Then, she was brought to a prison cell and shown where she could end up if she didn't get her act together. He suggested she meet up with a juvenile liaison officer to hammer home the message. We accepted. Some weeks later, she met the liaison officer
Since then, she has refused to discuss the events of that night. She was very quiet for a few weeks, but we're still unsure if the message really got through. She's had a bad fright, but as she's 16 and living in a society where under-age drinking and binge-drinking is seen as a rite of passage, it's uncertain whether one awful experience will be enough to discourage her completely.
We naively assumed that a warm, supportive and loving family environment and good role models in ordinary, hard-working parents with sensible values, was sufficient against the monumental pull of peer pressure. We were wrong.
We don't necessarily believe her now when she says she wishes to join her friends at the cinema, the disco, or in their favourite Chinese restaurant. We know we'll have to come to terms with this eventually, but for the time being we don't trust her, and her socialising has been severely curtailed.

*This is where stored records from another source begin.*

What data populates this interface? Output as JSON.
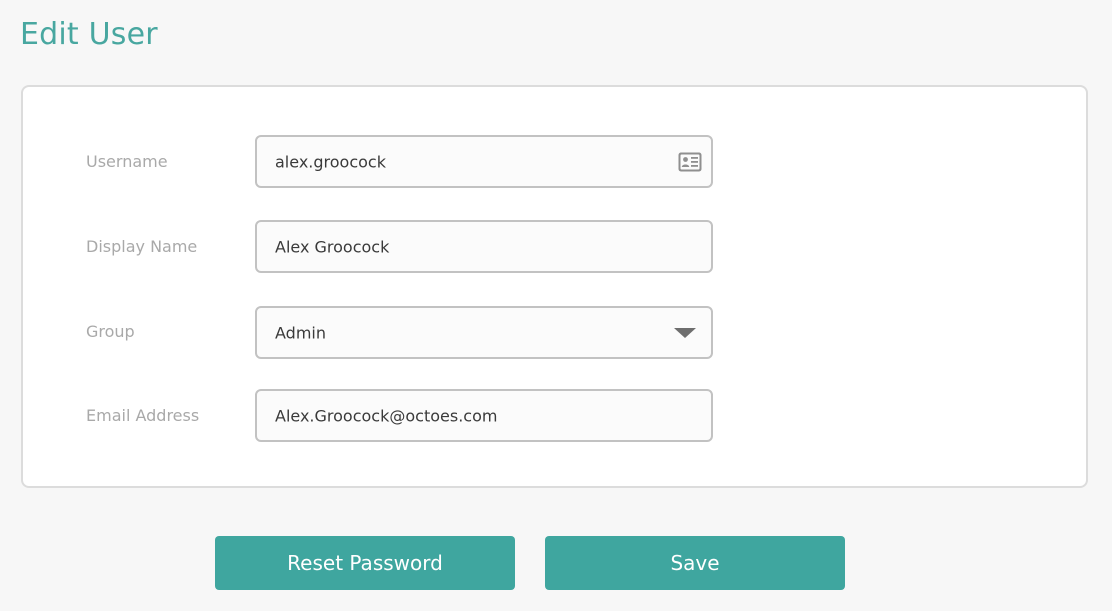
{
  "page": {
    "title": "Edit User"
  },
  "form": {
    "username": {
      "label": "Username",
      "value": "alex.groocock",
      "icon": "id-card-icon"
    },
    "display_name": {
      "label": "Display Name",
      "value": "Alex Groocock"
    },
    "group": {
      "label": "Group",
      "value": "Admin",
      "icon": "chevron-down-icon"
    },
    "email": {
      "label": "Email Address",
      "value": "Alex.Groocock@octoes.com"
    }
  },
  "actions": {
    "reset_password_label": "Reset Password",
    "save_label": "Save"
  },
  "colors": {
    "accent": "#3fa69f",
    "title": "#48a7a0",
    "label": "#a9a9a9",
    "background": "#f7f7f7"
  }
}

What we have discovered since then is that everybody has a story. There's a crisis in youth drinking in this country and whether you're aware of it or not, it's impinging on your child.
So what do you do if, as in our case, the issue of teenage binge-drinking crashes into your home late some Saturday night?

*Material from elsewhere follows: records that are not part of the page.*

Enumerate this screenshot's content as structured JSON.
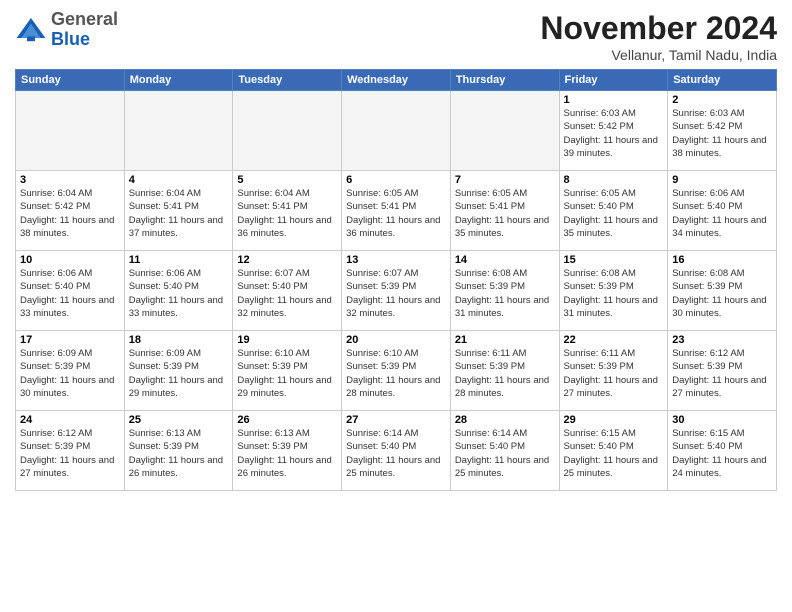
{
  "logo": {
    "general": "General",
    "blue": "Blue"
  },
  "title": "November 2024",
  "subtitle": "Vellanur, Tamil Nadu, India",
  "days_of_week": [
    "Sunday",
    "Monday",
    "Tuesday",
    "Wednesday",
    "Thursday",
    "Friday",
    "Saturday"
  ],
  "weeks": [
    [
      {
        "day": "",
        "info": ""
      },
      {
        "day": "",
        "info": ""
      },
      {
        "day": "",
        "info": ""
      },
      {
        "day": "",
        "info": ""
      },
      {
        "day": "",
        "info": ""
      },
      {
        "day": "1",
        "info": "Sunrise: 6:03 AM\nSunset: 5:42 PM\nDaylight: 11 hours and 39 minutes."
      },
      {
        "day": "2",
        "info": "Sunrise: 6:03 AM\nSunset: 5:42 PM\nDaylight: 11 hours and 38 minutes."
      }
    ],
    [
      {
        "day": "3",
        "info": "Sunrise: 6:04 AM\nSunset: 5:42 PM\nDaylight: 11 hours and 38 minutes."
      },
      {
        "day": "4",
        "info": "Sunrise: 6:04 AM\nSunset: 5:41 PM\nDaylight: 11 hours and 37 minutes."
      },
      {
        "day": "5",
        "info": "Sunrise: 6:04 AM\nSunset: 5:41 PM\nDaylight: 11 hours and 36 minutes."
      },
      {
        "day": "6",
        "info": "Sunrise: 6:05 AM\nSunset: 5:41 PM\nDaylight: 11 hours and 36 minutes."
      },
      {
        "day": "7",
        "info": "Sunrise: 6:05 AM\nSunset: 5:41 PM\nDaylight: 11 hours and 35 minutes."
      },
      {
        "day": "8",
        "info": "Sunrise: 6:05 AM\nSunset: 5:40 PM\nDaylight: 11 hours and 35 minutes."
      },
      {
        "day": "9",
        "info": "Sunrise: 6:06 AM\nSunset: 5:40 PM\nDaylight: 11 hours and 34 minutes."
      }
    ],
    [
      {
        "day": "10",
        "info": "Sunrise: 6:06 AM\nSunset: 5:40 PM\nDaylight: 11 hours and 33 minutes."
      },
      {
        "day": "11",
        "info": "Sunrise: 6:06 AM\nSunset: 5:40 PM\nDaylight: 11 hours and 33 minutes."
      },
      {
        "day": "12",
        "info": "Sunrise: 6:07 AM\nSunset: 5:40 PM\nDaylight: 11 hours and 32 minutes."
      },
      {
        "day": "13",
        "info": "Sunrise: 6:07 AM\nSunset: 5:39 PM\nDaylight: 11 hours and 32 minutes."
      },
      {
        "day": "14",
        "info": "Sunrise: 6:08 AM\nSunset: 5:39 PM\nDaylight: 11 hours and 31 minutes."
      },
      {
        "day": "15",
        "info": "Sunrise: 6:08 AM\nSunset: 5:39 PM\nDaylight: 11 hours and 31 minutes."
      },
      {
        "day": "16",
        "info": "Sunrise: 6:08 AM\nSunset: 5:39 PM\nDaylight: 11 hours and 30 minutes."
      }
    ],
    [
      {
        "day": "17",
        "info": "Sunrise: 6:09 AM\nSunset: 5:39 PM\nDaylight: 11 hours and 30 minutes."
      },
      {
        "day": "18",
        "info": "Sunrise: 6:09 AM\nSunset: 5:39 PM\nDaylight: 11 hours and 29 minutes."
      },
      {
        "day": "19",
        "info": "Sunrise: 6:10 AM\nSunset: 5:39 PM\nDaylight: 11 hours and 29 minutes."
      },
      {
        "day": "20",
        "info": "Sunrise: 6:10 AM\nSunset: 5:39 PM\nDaylight: 11 hours and 28 minutes."
      },
      {
        "day": "21",
        "info": "Sunrise: 6:11 AM\nSunset: 5:39 PM\nDaylight: 11 hours and 28 minutes."
      },
      {
        "day": "22",
        "info": "Sunrise: 6:11 AM\nSunset: 5:39 PM\nDaylight: 11 hours and 27 minutes."
      },
      {
        "day": "23",
        "info": "Sunrise: 6:12 AM\nSunset: 5:39 PM\nDaylight: 11 hours and 27 minutes."
      }
    ],
    [
      {
        "day": "24",
        "info": "Sunrise: 6:12 AM\nSunset: 5:39 PM\nDaylight: 11 hours and 27 minutes."
      },
      {
        "day": "25",
        "info": "Sunrise: 6:13 AM\nSunset: 5:39 PM\nDaylight: 11 hours and 26 minutes."
      },
      {
        "day": "26",
        "info": "Sunrise: 6:13 AM\nSunset: 5:39 PM\nDaylight: 11 hours and 26 minutes."
      },
      {
        "day": "27",
        "info": "Sunrise: 6:14 AM\nSunset: 5:40 PM\nDaylight: 11 hours and 25 minutes."
      },
      {
        "day": "28",
        "info": "Sunrise: 6:14 AM\nSunset: 5:40 PM\nDaylight: 11 hours and 25 minutes."
      },
      {
        "day": "29",
        "info": "Sunrise: 6:15 AM\nSunset: 5:40 PM\nDaylight: 11 hours and 25 minutes."
      },
      {
        "day": "30",
        "info": "Sunrise: 6:15 AM\nSunset: 5:40 PM\nDaylight: 11 hours and 24 minutes."
      }
    ]
  ]
}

Once you smell alcohol on your child, delay any confrontation until the following day. That's according to family psychologist Mike Power, who's met lots of parents like us. Get the story, he says, and make sure to communicate the seriousness of the issue.
He recommends negotiation around the suspension of privileges. Try not to alienate your teenager. Keep communication flowing and, above all, don't make threats you can't follow up. Sanctions only have limited effect.
Consider contacting the parents of your child's drinking buddies. "If you contact other parents, you will find others are suffering silently with the same issues," he says.
And above all, don't cave in to guilt. "Under-age drinking is a matter of personal choice and they must endure the consequences," he says. "More intractable cases may require professional help, such as the Aislinn Centre in Kilkenny for youngsters with drug and alcohol problems."
Hopefully for us things will never get that far. But how can we know for sure?